Slovenia joined the Eurozone in 2007, went on a borrowing binge that blind bond buyers eagerly made possible, dousing some of its two million people with riches, creating a real estate bubble that has since burst, and driving up its external debt by 110%. And in October, it may go bankrupt, admitted Prime Minister Janez Jansa. Because borrowing binges can last only so long if you can’t print your own money. The sixth Eurozone country, of seventeen, to need a bailout. But it’s just a speck, compared to Spain, which will strain the bailout funds, and Italy, which is too large to get bailed out. The other option is the European Central Bank. Its printing press—the one it is not supposed to have—could easily bail out the once blind but now seeing bondholders. As in all bailouts, workers and taxpayers would get a haircut. And in Germany, the debate itself may tear up the Eurozone—just as its economy is tanking.
New car sales in Germany had been holding up well through June—a miracle in face of the fiasco playing out in the Eurozone’s auto industry. But they caved in July; and instead of miraculously recovering in August, they caved again: down 4.7% from August 2011 and down 8.6% from July. Ominously, sales of medium-heavy and heavy trucks, a thermometer of the business investment climate, fell off a cliff: -18.8% for trucks over 12 metric tons, -15.1% for trucks over 20 tons, and -9.4% for tractors (now down 5% for the year!).
Retail sales, which had been on a roll through May, stalled in June, and skidded in July. Early indications are even worse for August: retailers’ negative sentiment worsened for the fourth month in a row. They suffered from a nasty margin squeeze, given the dual pressures of wholesale price inflation that “increased sharply,” and heavy discounting, as Germans struggle to make ends meet.
And manufacturing, the vaunted engine of the German economy, after a rout in July, was hit by another “deterioration in business conditions” in August.
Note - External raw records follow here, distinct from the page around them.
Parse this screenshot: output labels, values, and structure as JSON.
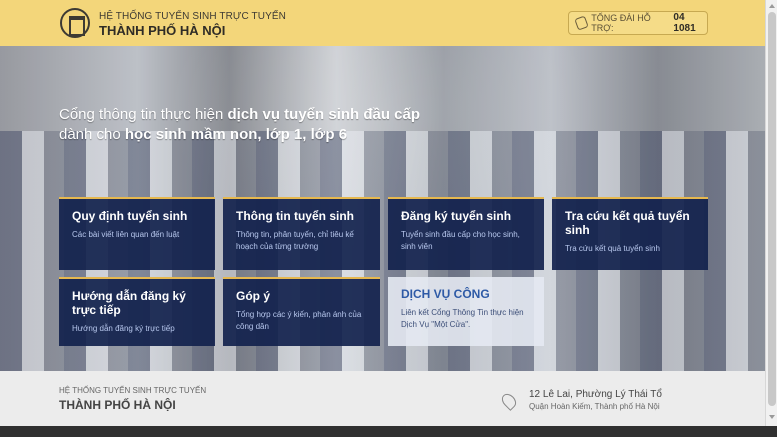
{
  "header": {
    "title_top": "HỆ THỐNG TUYỂN SINH TRỰC TUYẾN",
    "title_main": "THÀNH PHỐ HÀ NỘI",
    "hotline_label": "TỔNG ĐÀI HỖ TRỢ:",
    "hotline_number": "04 1081",
    "icons": {
      "logo": "logo-icon",
      "phone": "phone-icon"
    }
  },
  "hero": {
    "line1_prefix": "Cổng thông tin thực hiện ",
    "line1_bold": "dịch vụ tuyển sinh đầu cấp",
    "line2_prefix": "dành cho ",
    "line2_bold": "học sinh mầm non, lớp 1, lớp 6"
  },
  "tiles": [
    {
      "title": "Quy định tuyển sinh",
      "desc": "Các bài viết liên quan đến luật"
    },
    {
      "title": "Thông tin tuyển sinh",
      "desc": "Thông tin, phân tuyến, chỉ tiêu kế hoạch của từng trường"
    },
    {
      "title": "Đăng ký tuyển sinh",
      "desc": "Tuyển sinh đầu cấp cho học sinh, sinh viên"
    },
    {
      "title": "Tra cứu kết quả tuyển sinh",
      "desc": "Tra cứu kết quả tuyển sinh"
    },
    {
      "title": "Hướng dẫn đăng ký trực tiếp",
      "desc": "Hướng dẫn đăng ký trực tiếp"
    },
    {
      "title": "Góp ý",
      "desc": "Tổng hợp các ý kiến, phản ánh của công dân"
    },
    {
      "title": "DỊCH VỤ CÔNG",
      "desc": "Liên kết Cổng Thông Tin thực hiện Dịch Vụ \"Một Cửa\"."
    }
  ],
  "footer": {
    "title_top": "HỆ THỐNG TUYỂN SINH TRỰC TUYẾN",
    "title_main": "THÀNH PHỐ HÀ NỘI",
    "address_line1": "12 Lê Lai, Phường Lý Thái Tổ",
    "address_line2": "Quận Hoàn Kiếm, Thành phố Hà Nội",
    "icons": {
      "location": "location-pin-icon"
    }
  },
  "colors": {
    "header_bg": "#f3d67a",
    "tile_bg": "#12224d",
    "tile_accent": "#e6b84f",
    "public_service_title": "#2e5aa6"
  }
}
It recorded the fifth month in a row of job losses. And export orders plummeted at the “steepest rate since April 2009.”
Alas, 2009 brings up horrid memories. In the first quarter that year, GDP plunged 3.8% from the fourth quarter of 2008, when it had already plunged 2.1% from the third quarter. Annualized, those two quarters added up to a double-digit collapse in GDP, the worst in the history of the Federal Republic. The German economy, which lives and dies by its exports, was saved not by hard-working Germans or smart managers or a superior system, but by the drunken stimulus frenzy in the US and China. German companies and their suppliers sucked with all their might on a wide variety of programs, from green-energy boondoggles to the cash-for-clunkers fiasco.
But now, without such foreign deus ex machina, Germany’s ability to bail out the Eurozone is more than ever in doubt. So, the ECB’s latest machinations hit fertile ground when they were leaked after ECB President Mario Draghi outlined them to the European Parliament late Monday: buy up Spanish and Italian debt with maturities of up to three years—up from the six to 12 months proposed at his last press conference. It worked. Italian and Spanish yields on two-year debt dropped below 2.8%, down from over 7.5% and 6.9% respectively this summer. Central-bank market manipulation at is best. Crisis solved. In phantasy land. Until reality sets in.
Namely a rift in Germany. Chancellor Angela Merkel and a slew of other politicians support it more or less tacitly. But the Bundesbank is having conniptions; printing money to fund government deficits violates EU treaties that limit the ECB to the single mandate of price stability. It just can’t find, not even between the lines, any traces of a hidden second mandate, such as funding government deficits. Bundesbank President Jens Weidmann—”I cannot see how you can ensure the stability of a monetary union by violating its legal provisions,” he’d said last November—has hardened his attacks on bond buying programs. With broad public support in Germany. And Merkel, who wants to hang on to her job more than anything else, will tread carefully. Yet, if Germany skids into a deep export-driven recession, all bets are off.